Our YouTube channel, Makeshift On Air features short videos on world-changing design through recurring series like Power Hackers, Makers, and In Graphics which profile the ways unlikely makers and designers are developing creative solutions.
Makeshift On Air
Objective: As research editor, I worked with our editor-in-chief, video editor, and features editor to translate our storytelling capacity, editorial voice, and visual vocabulary into short, character-driven video dispatches. We worked close with Autodesk’s Impact Design Hub and Sustainability Workshop to produce a campaign, Power Hackers, for their Impact Design Hub.
Process: We worked closely with the teams at Autodesk to constrain stories to those that would expose the reader to the myriad ways people must confront energy and climate change. I researched and wrote short treatments for potential stories, illustrating how we would frame the story and defining its narrative appeal. Our video editor worked with producers on location to collect the video he needed to produce the story.
Outcome: We produced five videos for Autodesk’s Power Hackers series that generated 175,000+ views and also provided creative collateral for the Autodesk Gallery in San Francisco, California. In addition to this series, Makeshift has also produced three videos for the Makers series, two videos for our Boundaries issue, two animated shorts for the In Graphics series, and one showcase reel. In total, videos from Makeshift On Air have been seen more than 200,000 times.
Retrospective: My work with the Autodesk teams was the initial spark that has now led to my pursuit of a design education. More often than not, a pitch was rejected because I could not produce a compelling answer to the question “How does it scale?”
Even though the pitches featured compelling characters and a creative solution to a unique local problem, the team [and, to an extent, I] remained skeptical of the DIY solution’s ability to address grand energy and climate change challenges.
Their idea of scale was measured by social impact, but perhaps in terms of manufacturing at volume, but I’ve been trying to articulate another strategy for scale. I think often that the stories we share in Makeshift are not one-off stories of overcoming unmet needs, but as strategic set pieces to enact larger change across social, economic, political systems.
I dream in these sophisticated technical and social practices—a machine that consumes the present and reorganizes it to build a more inclusive and sustainable future.

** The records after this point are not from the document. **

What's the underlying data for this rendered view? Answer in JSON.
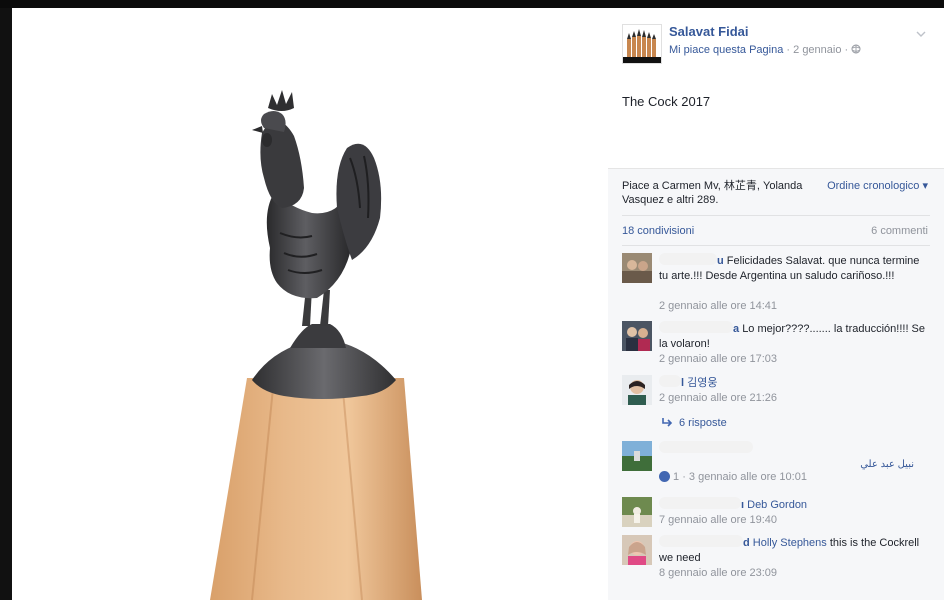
{
  "post": {
    "page_name": "Salavat Fidai",
    "like_page_label": "Mi piace questa Pagina",
    "meta_separator_1": " · ",
    "date": "2 gennaio",
    "meta_separator_2": " · ",
    "text": "The Cock 2017"
  },
  "reactions": {
    "likes_text": "Piace a Carmen Mv, 林芷青, Yolanda Vasquez e altri 289.",
    "order_label": "Ordine cronologico ▾",
    "shares": "18 condivisioni",
    "comments_count": "6 commenti"
  },
  "comments": [
    {
      "author_tail": "u",
      "text": "Felicidades Salavat. que nunca termine tu arte.!!! Desde Argentina un saludo cariñoso.!!!",
      "time": "2 gennaio alle ore 14:41"
    },
    {
      "author_tail": "a",
      "text": "Lo mejor????....... la traducción!!!! Se la volaron!",
      "time": "2 gennaio alle ore 17:03"
    },
    {
      "author_tail": "l",
      "tag": "김영웅",
      "time": "2 gennaio alle ore 21:26",
      "replies": "6 risposte"
    },
    {
      "text": "نبيل عبد علي",
      "like_count": "1",
      "time": "· 3 gennaio alle ore 10:01"
    },
    {
      "author_tail": "ı",
      "tag": "Deb Gordon",
      "time": "7 gennaio alle ore 19:40"
    },
    {
      "author_tail": "d",
      "tag": "Holly Stephens",
      "text": "this is the Cockrell we need",
      "time": "8 gennaio alle ore 23:09"
    }
  ],
  "icons": {
    "globe": "globe-icon",
    "chevron": "chevron-down-icon",
    "reply": "reply-arrow-icon",
    "like": "like-thumb-icon"
  },
  "colors": {
    "link": "#365899",
    "meta": "#90949c",
    "footer_bg": "#f6f7f9"
  }
}
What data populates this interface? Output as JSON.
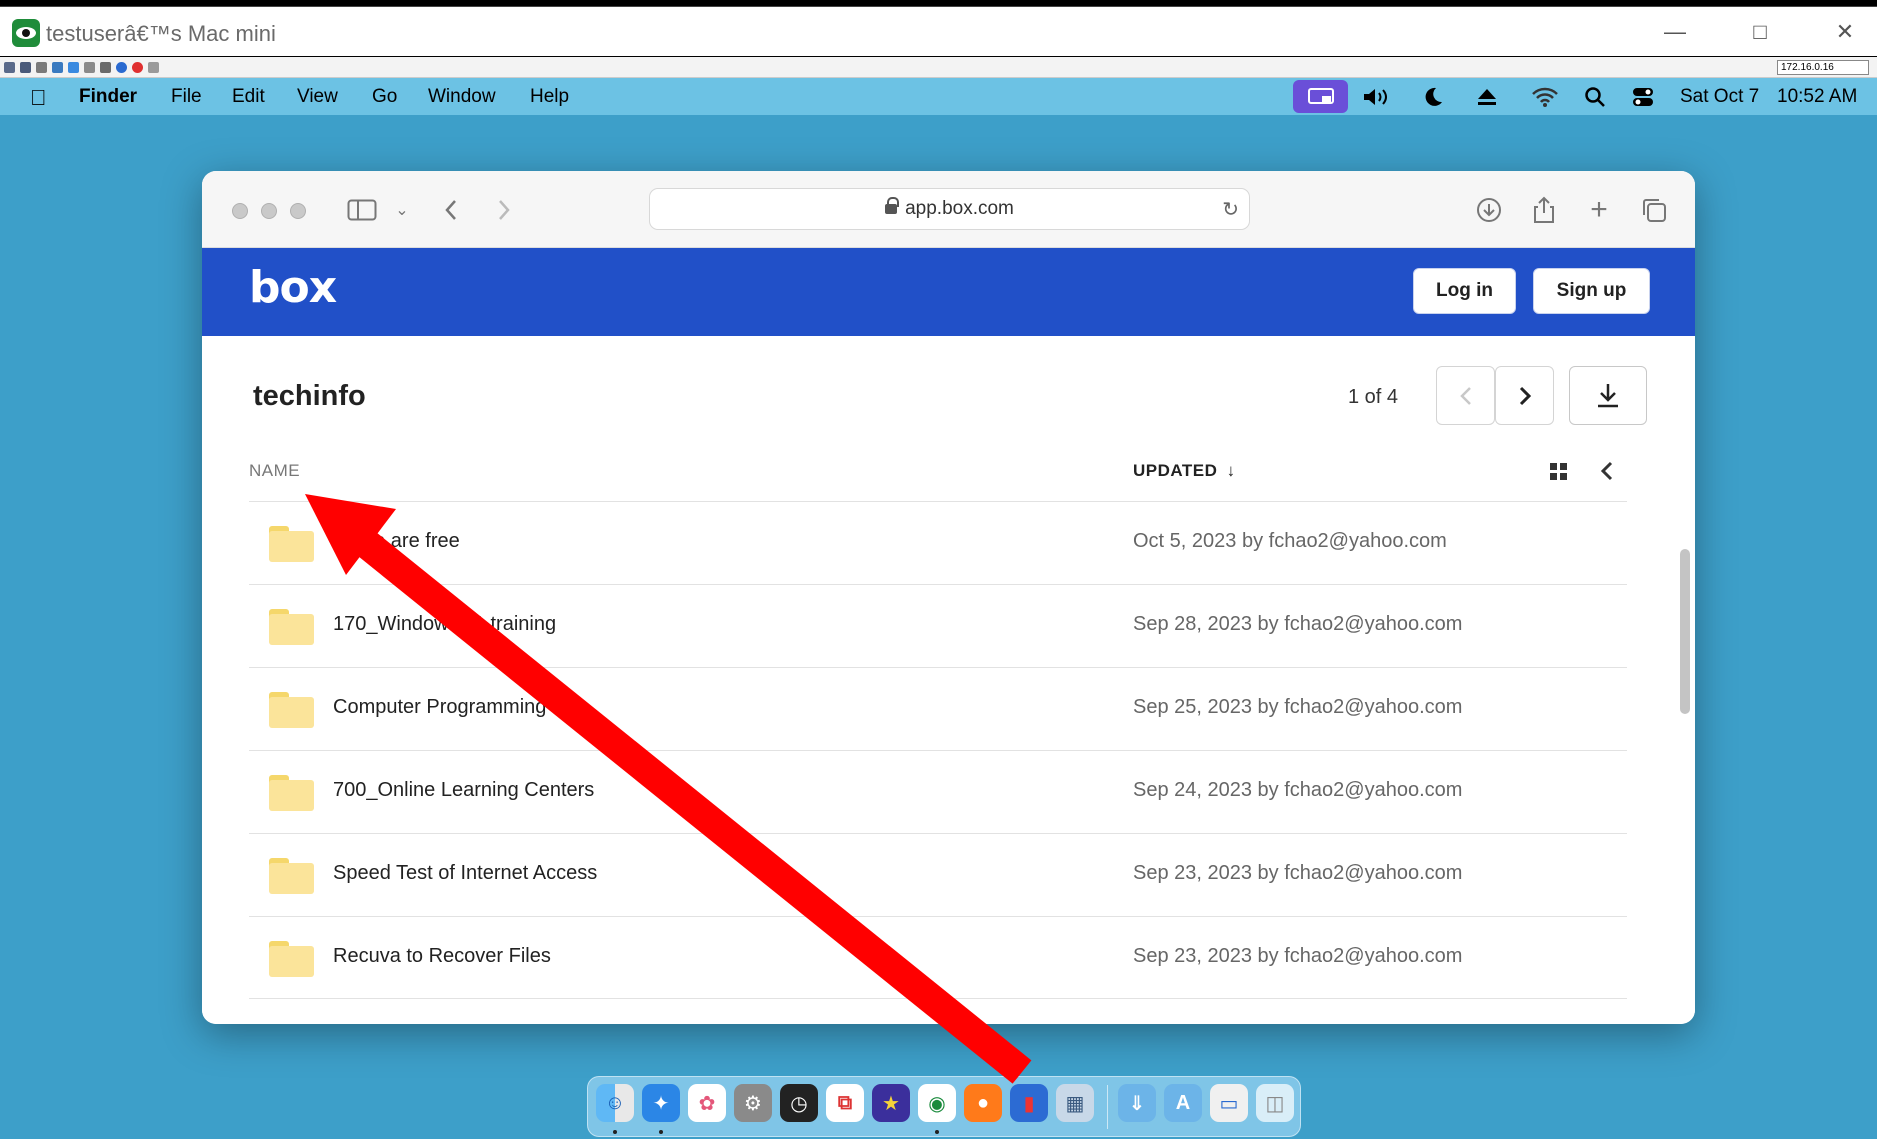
{
  "vnc": {
    "title": "testuserâ€™s Mac mini",
    "ip": "172.16.0.16"
  },
  "menubar": {
    "apple_icon": "apple-logo-icon",
    "items": [
      "Finder",
      "File",
      "Edit",
      "View",
      "Go",
      "Window",
      "Help"
    ],
    "date": "Sat Oct 7",
    "time": "10:52 AM"
  },
  "browser": {
    "url": "app.box.com"
  },
  "box": {
    "logo": "box",
    "login_label": "Log in",
    "signup_label": "Sign up",
    "folder_title": "techinfo",
    "pager": "1 of 4",
    "col_name": "NAME",
    "col_updated": "UPDATED",
    "rows": [
      {
        "name": "Some are free",
        "updated": "Oct 5, 2023 by fchao2@yahoo.com"
      },
      {
        "name": "170_Windows 11 training",
        "updated": "Sep 28, 2023 by fchao2@yahoo.com"
      },
      {
        "name": "Computer Programming",
        "updated": "Sep 25, 2023 by fchao2@yahoo.com"
      },
      {
        "name": "700_Online Learning Centers",
        "updated": "Sep 24, 2023 by fchao2@yahoo.com"
      },
      {
        "name": "Speed Test of Internet Access",
        "updated": "Sep 23, 2023 by fchao2@yahoo.com"
      },
      {
        "name": "Recuva to Recover Files",
        "updated": "Sep 23, 2023 by fchao2@yahoo.com"
      }
    ]
  },
  "colors": {
    "desktop": "#3d9fc9",
    "menubar": "#6cc2e4",
    "box_blue": "#2150c8",
    "arrow": "#ff0000"
  }
}
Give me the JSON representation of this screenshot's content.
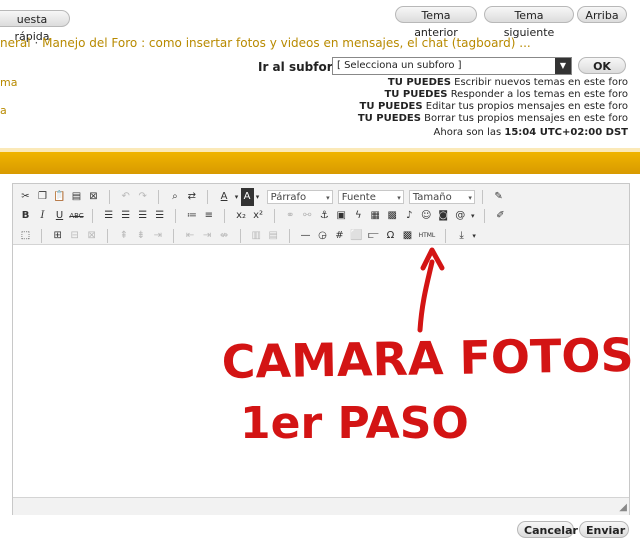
{
  "top_buttons": {
    "quick_reply": "uesta rápida",
    "previous": "Tema anterior",
    "next": "Tema siguiente",
    "up": "Arriba"
  },
  "breadcrumb": {
    "first": "neral",
    "separator": "·",
    "forum": "Manejo del Foro : como insertar fotos y videos en mensajes, el chat (tagboard) ..."
  },
  "left_fragments": [
    "ma",
    "a"
  ],
  "subforum": {
    "label": "Ir al subforo:",
    "selected": "[ Selecciona un subforo ]",
    "ok_label": "OK"
  },
  "permissions": [
    {
      "strong": "TU PUEDES",
      "rest": "Escribir nuevos temas en este foro"
    },
    {
      "strong": "TU PUEDES",
      "rest": "Responder a los temas en este foro"
    },
    {
      "strong": "TU PUEDES",
      "rest": "Editar tus propios mensajes en este foro"
    },
    {
      "strong": "TU PUEDES",
      "rest": "Borrar tus propios mensajes en este foro"
    }
  ],
  "time": {
    "prefix": "Ahora son las",
    "value": "15:04 UTC+02:00 DST"
  },
  "toolbar": {
    "paragraph": "Párrafo",
    "font": "Fuente",
    "size": "Tamaño",
    "html": "HTML"
  },
  "annotation": {
    "line1": "CAMARA FOTOS",
    "line2": "1er PASO"
  },
  "bottom_buttons": {
    "cancel": "Cancelar",
    "send": "Enviar"
  },
  "colors": {
    "accent": "#e0a300",
    "link": "#b88a00",
    "annotation": "#d31414"
  }
}
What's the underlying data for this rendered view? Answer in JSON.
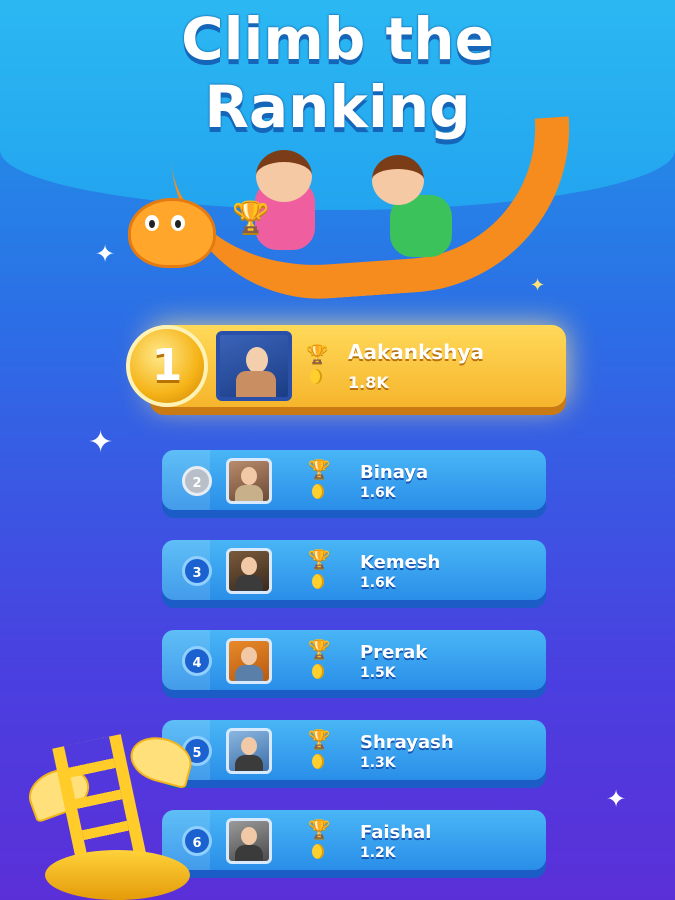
{
  "title": {
    "line1": "Climb the",
    "line2": "Ranking"
  },
  "leaderboard": {
    "first": {
      "rank": "1",
      "name": "Aakankshya",
      "score": "1.8K"
    },
    "rows": [
      {
        "rank": "2",
        "name": "Binaya",
        "score": "1.6K"
      },
      {
        "rank": "3",
        "name": "Kemesh",
        "score": "1.6K"
      },
      {
        "rank": "4",
        "name": "Prerak",
        "score": "1.5K"
      },
      {
        "rank": "5",
        "name": "Shrayash",
        "score": "1.3K"
      },
      {
        "rank": "6",
        "name": "Faishal",
        "score": "1.2K"
      }
    ]
  },
  "icons": [
    "trophy-icon",
    "coin-icon",
    "sparkle-icon",
    "medal-icon",
    "ladder-trophy-icon"
  ],
  "colors": {
    "gold": "#f6b52c",
    "row_blue": "#2a8ee8",
    "background_top": "#23a4ef",
    "background_bottom": "#5b2fd8"
  }
}
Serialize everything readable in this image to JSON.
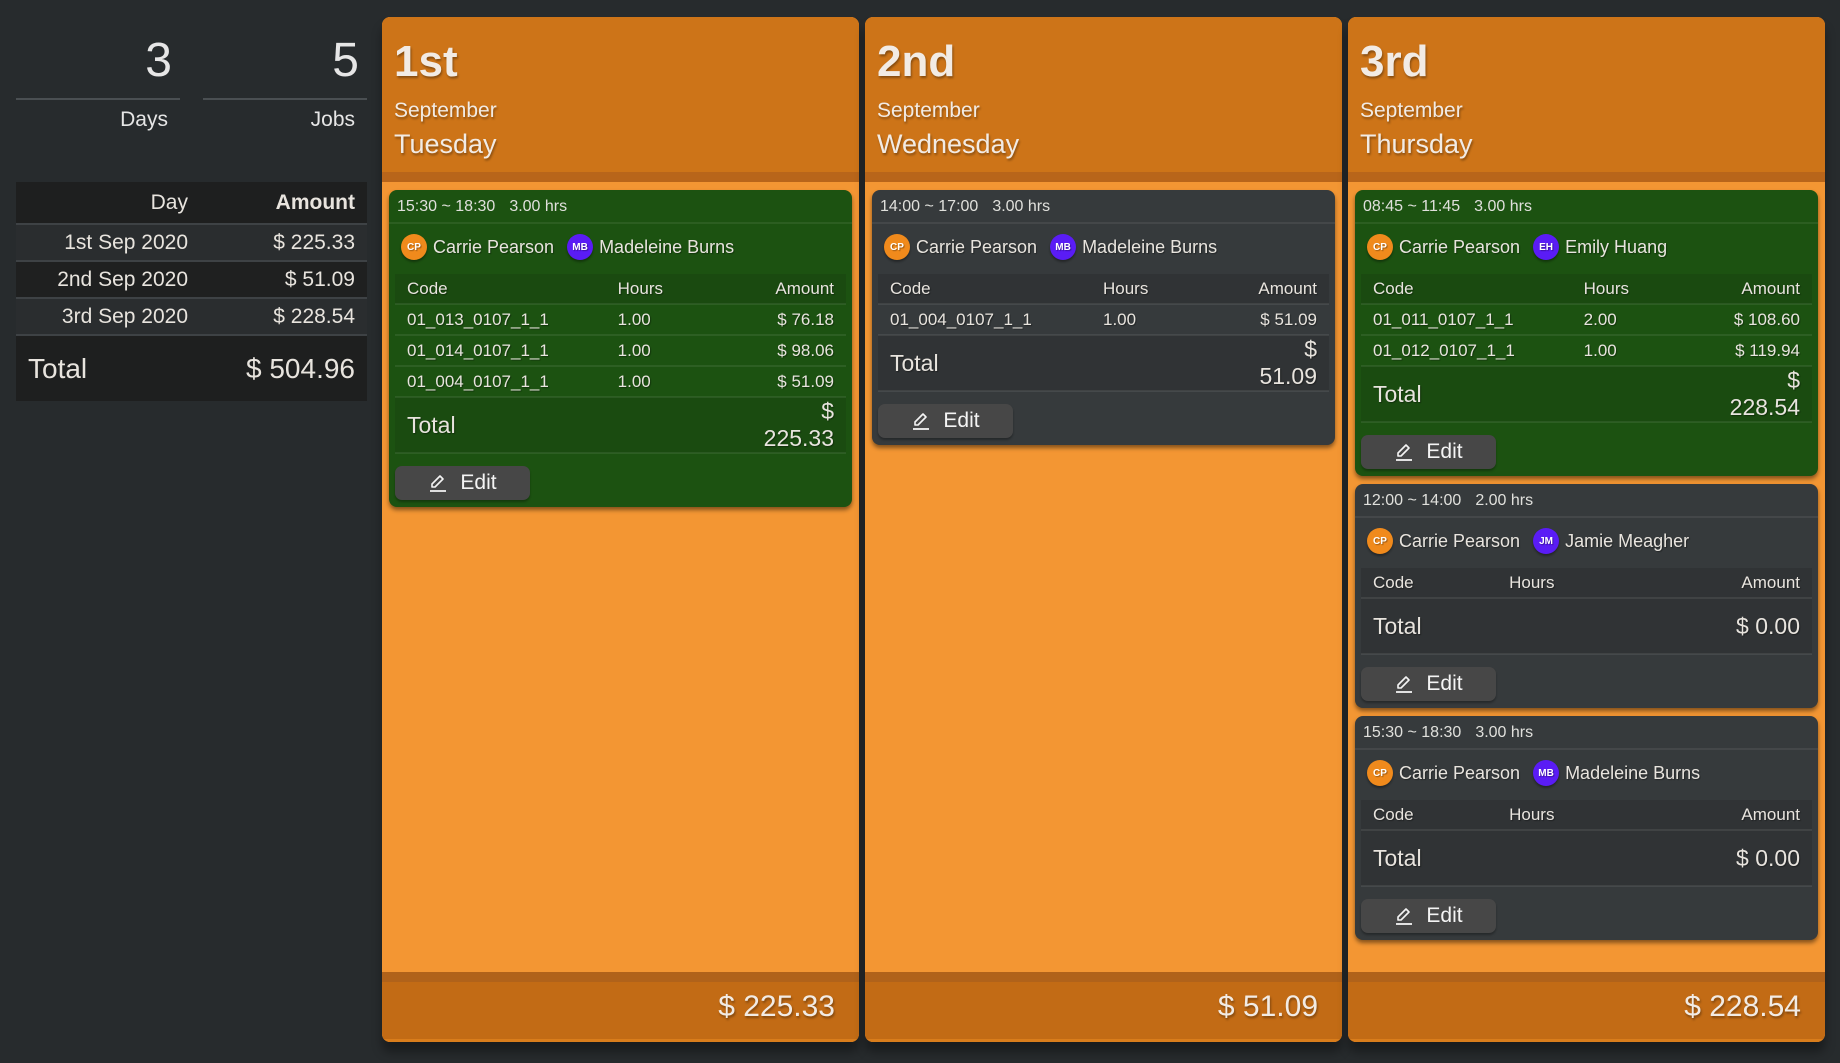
{
  "summary": {
    "stats": [
      {
        "value": "3",
        "label": "Days"
      },
      {
        "value": "5",
        "label": "Jobs"
      }
    ],
    "table": {
      "headers": {
        "day": "Day",
        "amount": "Amount"
      },
      "rows": [
        {
          "day": "1st Sep 2020",
          "amount": "$ 225.33"
        },
        {
          "day": "2nd Sep 2020",
          "amount": "$ 51.09"
        },
        {
          "day": "3rd Sep 2020",
          "amount": "$ 228.54"
        }
      ],
      "total_label": "Total",
      "total_amount": "$ 504.96"
    }
  },
  "colors": {
    "column_header": "#cd7418",
    "column_body": "#f39633",
    "column_footer": "#c26b15",
    "job_approved": "#1c5211",
    "job_pending": "#363a3c",
    "avatar_primary": "#f08a1c",
    "avatar_secondary": "#5a1cf5"
  },
  "table_labels": {
    "code": "Code",
    "hours": "Hours",
    "amount": "Amount",
    "total": "Total",
    "edit": "Edit"
  },
  "days": [
    {
      "ordinal": "1st",
      "month": "September",
      "weekday": "Tuesday",
      "footer_total": "$ 225.33",
      "jobs": [
        {
          "status": "green",
          "time": "15:30 ~ 18:30",
          "duration": "3.00 hrs",
          "people": [
            {
              "initials": "CP",
              "name": "Carrie Pearson",
              "color": "orange"
            },
            {
              "initials": "MB",
              "name": "Madeleine Burns",
              "color": "purple"
            }
          ],
          "lines": [
            {
              "code": "01_013_0107_1_1",
              "hours": "1.00",
              "amount": "$ 76.18"
            },
            {
              "code": "01_014_0107_1_1",
              "hours": "1.00",
              "amount": "$ 98.06"
            },
            {
              "code": "01_004_0107_1_1",
              "hours": "1.00",
              "amount": "$ 51.09"
            }
          ],
          "total": "$ 225.33"
        }
      ]
    },
    {
      "ordinal": "2nd",
      "month": "September",
      "weekday": "Wednesday",
      "footer_total": "$ 51.09",
      "jobs": [
        {
          "status": "dark",
          "time": "14:00 ~ 17:00",
          "duration": "3.00 hrs",
          "people": [
            {
              "initials": "CP",
              "name": "Carrie Pearson",
              "color": "orange"
            },
            {
              "initials": "MB",
              "name": "Madeleine Burns",
              "color": "purple"
            }
          ],
          "lines": [
            {
              "code": "01_004_0107_1_1",
              "hours": "1.00",
              "amount": "$ 51.09"
            }
          ],
          "total": "$ 51.09"
        }
      ]
    },
    {
      "ordinal": "3rd",
      "month": "September",
      "weekday": "Thursday",
      "footer_total": "$ 228.54",
      "jobs": [
        {
          "status": "green",
          "time": "08:45 ~ 11:45",
          "duration": "3.00 hrs",
          "people": [
            {
              "initials": "CP",
              "name": "Carrie Pearson",
              "color": "orange"
            },
            {
              "initials": "EH",
              "name": "Emily Huang",
              "color": "purple"
            }
          ],
          "lines": [
            {
              "code": "01_011_0107_1_1",
              "hours": "2.00",
              "amount": "$ 108.60"
            },
            {
              "code": "01_012_0107_1_1",
              "hours": "1.00",
              "amount": "$ 119.94"
            }
          ],
          "total": "$ 228.54"
        },
        {
          "status": "dark",
          "time": "12:00 ~ 14:00",
          "duration": "2.00 hrs",
          "people": [
            {
              "initials": "CP",
              "name": "Carrie Pearson",
              "color": "orange"
            },
            {
              "initials": "JM",
              "name": "Jamie Meagher",
              "color": "purple"
            }
          ],
          "lines": [],
          "total": "$ 0.00"
        },
        {
          "status": "dark",
          "time": "15:30 ~ 18:30",
          "duration": "3.00 hrs",
          "people": [
            {
              "initials": "CP",
              "name": "Carrie Pearson",
              "color": "orange"
            },
            {
              "initials": "MB",
              "name": "Madeleine Burns",
              "color": "purple"
            }
          ],
          "lines": [],
          "total": "$ 0.00"
        }
      ]
    }
  ]
}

With: Dawn Danby, Steve Daniels, Myles Estey, Matt Peters, Anna Waldman-Brown
Featuring Dispatches From: Greece, France, Scotland, Peru, India, United States, Panama, Guatemala, Kenya, Mexico, China